Have you experienced any of the following?
- hot feet
- sweaty feet
- painful arches
- squashed toes
- plantar fasciitis
- fallen arches
- athletes foot
- toenails cutting into your other toes
- joint stiffness
- sprained ankle
- knee pain
Let me clear something up, when I say no shoes, you might be picturing some hobo with filthy clothes, black cracked feet, and long toenails, but no.
Here’s what no shoes mean to me:
- no shoes on in the house EVER, they stop at the door, bare feet or flip flops in the house only, also keeps it nice and clean, no dragging in dog shit onto the carpet and other filthy crap from outside.
- no shoes in the car, yeah I know, it’s against the law in some places, stuff them, I have more problems finding the pedals with my shoes on and potentially get stuck to something with shoes on.
- no shoes in the gym, unless I’m sprinting long distance or on a rough surface.
- when I go hiking up mountains, it really depends on the terrain and heat, if possible, I wear no shoes, the second choice is flip flops, third is Vibram five finger shoes and last is wearing shoes.
- when I go out, the first choice is flip flops, second is Vibram five finger shoes, and last is wearing shoes.
As for fancy parties, the last time I went to a fancy party would be two years ago, I simply don’t do parties that require a suit in which my nuts are squashed, the shirt is so tight that it looks like I got ILS (invisible lat syndrome), I only go to places where I can dress and feel free.
Since I stopped wearing shoes
- no stinky feet
- no hot feet
- no pain in the feet
- my feet are a lot stronger
- I have not sprained my ankle
- my feet are a lot more agile
- stronger feeling achilles tendon
- my feet look nice
- stronger calves
- my toes have spread apart more, hence better grip and stability
- improved balance and proprioception
No shoes, stronger calves?
How does not wearing shoes give you stronger calves? If you wear shoes you will get accustomed to the shoes taking the impact for you when landing from a jump (for example), you will land flat-footed or close to flat-footed, if you wear no shoes you will stick out the balls of your feet, land on those first, let them take the impact which is controlled by the calves, and eventually land on your heels.
One last fact, years ago when I had many issues with my feet it was recommended to me to wear insoles/orthotics for the plantar fasciitis and pronation, ooh my what an uncomfortable period of time that was walking on those orthotics, and what an expense for some plastic. It did absolutely nothing for me, orthotics are the biggest waste of money ever, they don’t get to the root cause of things, which is a weakness. Since I started walking without shoes, all those problems went and never returned.
Here’s where it ends, most of the GS stuff I touched upon is based on beliefs, common sense and ingrained customs, until the day that research is done with a large test group of similar strength, endurance, and mental toughness, it’s all just talk and you decide what you believe and use.

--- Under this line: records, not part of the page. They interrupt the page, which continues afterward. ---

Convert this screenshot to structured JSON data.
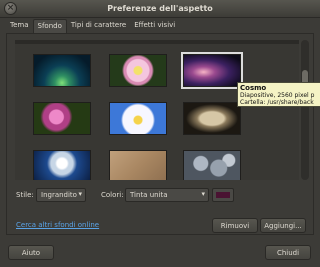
{
  "window": {
    "title": "Preferenze dell'aspetto"
  },
  "tabs": [
    {
      "label": "Tema",
      "active": false
    },
    {
      "label": "Sfondo",
      "active": true
    },
    {
      "label": "Tipi di carattere",
      "active": false
    },
    {
      "label": "Effetti visivi",
      "active": false
    }
  ],
  "tooltip": {
    "title": "Cosmo",
    "line1": "Diapositive, 2560 pixel p",
    "line2": "Cartella: /usr/share/back"
  },
  "controls": {
    "style_label": "Stile:",
    "style_value": "Ingrandito",
    "colors_label": "Colori:",
    "colors_value": "Tinta unita",
    "swatch_color": "#4a1332"
  },
  "link": {
    "label": "Cerca altri sfondi online"
  },
  "buttons": {
    "remove": "Rimuovi",
    "add": "Aggiungi...",
    "help": "Aiuto",
    "close": "Chiudi"
  }
}
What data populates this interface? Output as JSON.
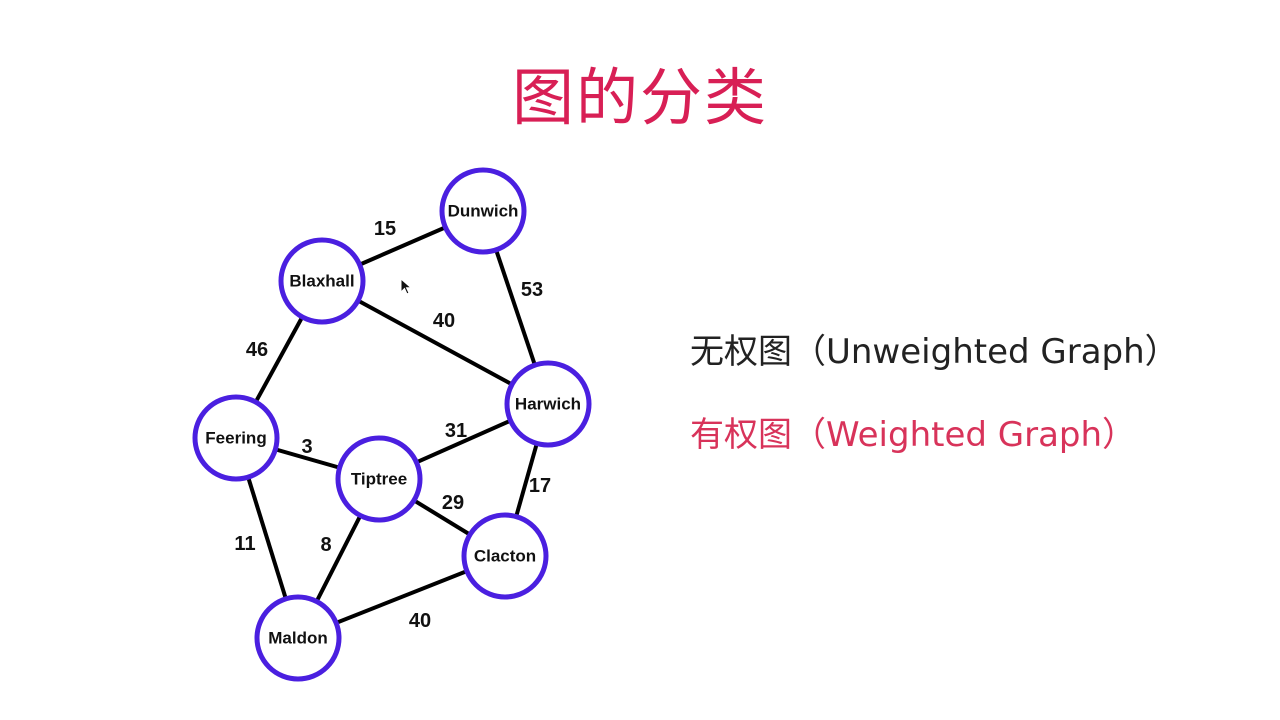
{
  "title": "图的分类",
  "legend": {
    "unweighted": "无权图（Unweighted Graph）",
    "weighted": "有权图（Weighted Graph）"
  },
  "colors": {
    "title": "#d81f55",
    "node_stroke": "#4a1fe0",
    "edge": "#000000",
    "weighted_text": "#d8335a",
    "unweighted_text": "#222222"
  },
  "graph": {
    "nodes": [
      {
        "id": "dunwich",
        "label": "Dunwich"
      },
      {
        "id": "blaxhall",
        "label": "Blaxhall"
      },
      {
        "id": "harwich",
        "label": "Harwich"
      },
      {
        "id": "feering",
        "label": "Feering"
      },
      {
        "id": "tiptree",
        "label": "Tiptree"
      },
      {
        "id": "clacton",
        "label": "Clacton"
      },
      {
        "id": "maldon",
        "label": "Maldon"
      }
    ],
    "edges": [
      {
        "from": "blaxhall",
        "to": "dunwich",
        "weight": "15"
      },
      {
        "from": "dunwich",
        "to": "harwich",
        "weight": "53"
      },
      {
        "from": "blaxhall",
        "to": "harwich",
        "weight": "40"
      },
      {
        "from": "blaxhall",
        "to": "feering",
        "weight": "46"
      },
      {
        "from": "feering",
        "to": "tiptree",
        "weight": "3"
      },
      {
        "from": "tiptree",
        "to": "harwich",
        "weight": "31"
      },
      {
        "from": "harwich",
        "to": "clacton",
        "weight": "17"
      },
      {
        "from": "tiptree",
        "to": "clacton",
        "weight": "29"
      },
      {
        "from": "feering",
        "to": "maldon",
        "weight": "11"
      },
      {
        "from": "tiptree",
        "to": "maldon",
        "weight": "8"
      },
      {
        "from": "maldon",
        "to": "clacton",
        "weight": "40"
      }
    ]
  },
  "icons": {
    "cursor": "mouse-pointer-icon"
  }
}
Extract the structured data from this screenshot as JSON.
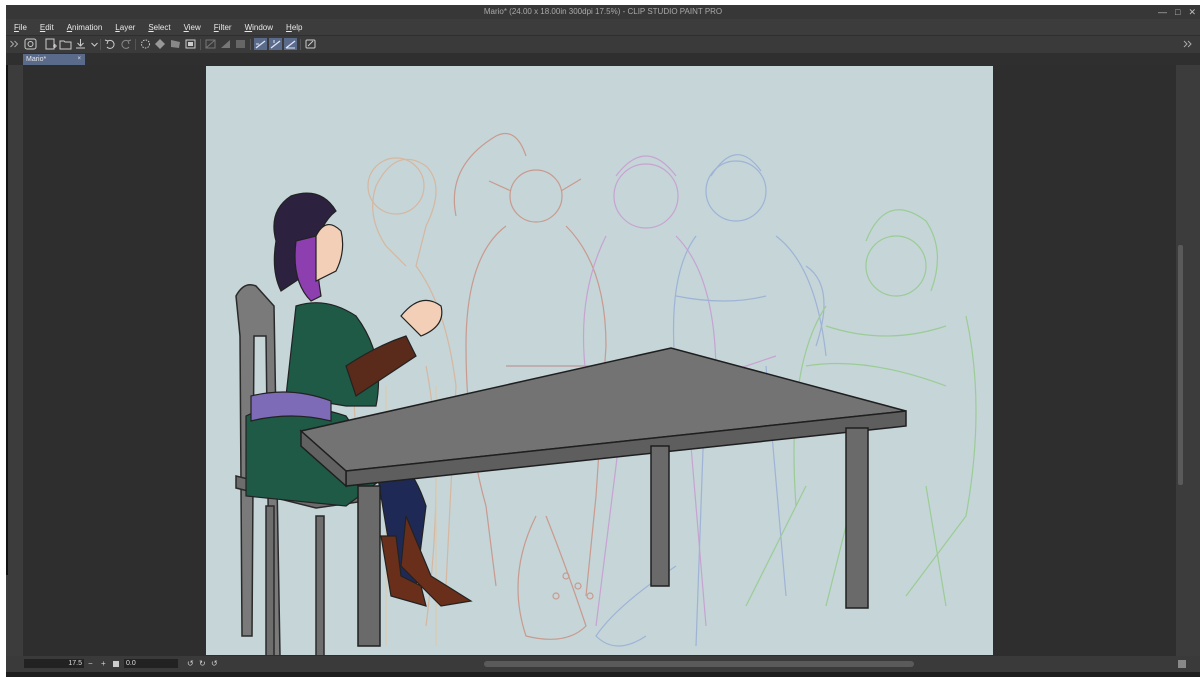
{
  "window": {
    "title": "Mario* (24.00 x 18.00in 300dpi 17.5%)  - CLIP STUDIO PAINT PRO",
    "controls": [
      "minimize-icon",
      "maximize-icon",
      "close-icon"
    ]
  },
  "menu": {
    "items": [
      "File",
      "Edit",
      "Animation",
      "Layer",
      "Select",
      "View",
      "Filter",
      "Window",
      "Help"
    ]
  },
  "toolbar": {
    "icons": [
      "new-icon",
      "open-icon",
      "save-icon",
      "undo-icon",
      "redo-icon",
      "clear-icon",
      "fill-icon",
      "transform-icon",
      "snap-ruler-icon",
      "snap-special-icon",
      "snap-grid-icon",
      "settings-icon"
    ]
  },
  "document_tab": {
    "label": "Mario*",
    "close": "×"
  },
  "status": {
    "zoom": "17.5",
    "angle": "0.0",
    "minus": "−",
    "plus": "+"
  },
  "colors": {
    "chrome": "#3c3c3c",
    "workspace": "#2e2e2e",
    "canvas": "#c5d5d8",
    "accent": "#5a6a8a"
  }
}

I said this many years ago and will keep saying it:
shoes are for fashion
<whispering_voice> and some high impact stuff</whispering_voice>
PS. I’m neither Hardstyle nor GS, I prefer not to fit in a box, I’m a kettlebell fanatic and see anyone who trains with a kettlebell as part of the family.
References and other links:
- A great article I recently came across after more heated debates in the group https://www.chroniclesofstrength.com/benefits-of-barefoot-kettlebell-swings/
- School children with no shoes do better
- Sport Science
- A new article I wrote
Best shoes in the world